Interface dataset entries:
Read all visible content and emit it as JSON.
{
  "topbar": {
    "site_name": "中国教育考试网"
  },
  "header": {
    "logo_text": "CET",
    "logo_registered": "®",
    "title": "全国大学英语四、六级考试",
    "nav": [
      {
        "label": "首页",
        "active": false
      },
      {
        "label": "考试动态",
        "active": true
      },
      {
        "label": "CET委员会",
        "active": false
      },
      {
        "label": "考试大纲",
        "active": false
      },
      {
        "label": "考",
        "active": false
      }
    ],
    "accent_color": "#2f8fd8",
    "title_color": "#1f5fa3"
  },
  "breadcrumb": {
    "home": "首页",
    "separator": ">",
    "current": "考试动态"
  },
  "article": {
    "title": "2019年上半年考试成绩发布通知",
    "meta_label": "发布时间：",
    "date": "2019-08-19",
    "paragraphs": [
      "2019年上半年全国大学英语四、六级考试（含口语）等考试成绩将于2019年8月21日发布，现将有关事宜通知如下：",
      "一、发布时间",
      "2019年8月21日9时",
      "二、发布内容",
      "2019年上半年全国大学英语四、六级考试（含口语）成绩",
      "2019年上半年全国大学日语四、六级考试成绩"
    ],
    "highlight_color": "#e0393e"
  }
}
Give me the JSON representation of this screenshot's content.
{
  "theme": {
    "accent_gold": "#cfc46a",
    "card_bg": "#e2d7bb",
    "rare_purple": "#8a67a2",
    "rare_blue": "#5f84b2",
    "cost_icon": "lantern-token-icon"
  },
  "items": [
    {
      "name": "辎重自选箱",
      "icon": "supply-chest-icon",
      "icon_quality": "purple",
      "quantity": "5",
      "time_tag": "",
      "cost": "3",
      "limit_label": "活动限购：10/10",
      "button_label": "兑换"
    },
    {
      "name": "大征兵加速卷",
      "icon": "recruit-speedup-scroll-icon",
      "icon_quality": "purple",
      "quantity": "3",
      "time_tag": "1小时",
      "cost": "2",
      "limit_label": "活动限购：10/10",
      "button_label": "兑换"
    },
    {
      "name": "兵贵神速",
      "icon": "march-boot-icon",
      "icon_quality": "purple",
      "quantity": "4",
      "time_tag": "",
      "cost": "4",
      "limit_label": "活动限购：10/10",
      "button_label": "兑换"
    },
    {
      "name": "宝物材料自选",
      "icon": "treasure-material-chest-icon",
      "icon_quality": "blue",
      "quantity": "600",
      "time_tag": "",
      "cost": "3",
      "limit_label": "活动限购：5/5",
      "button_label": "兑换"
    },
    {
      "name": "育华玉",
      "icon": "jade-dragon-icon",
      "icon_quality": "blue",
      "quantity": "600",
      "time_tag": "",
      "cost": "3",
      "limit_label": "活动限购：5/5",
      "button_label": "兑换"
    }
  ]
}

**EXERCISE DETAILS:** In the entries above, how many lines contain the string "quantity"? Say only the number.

**FINISHED EXERCISE:** 5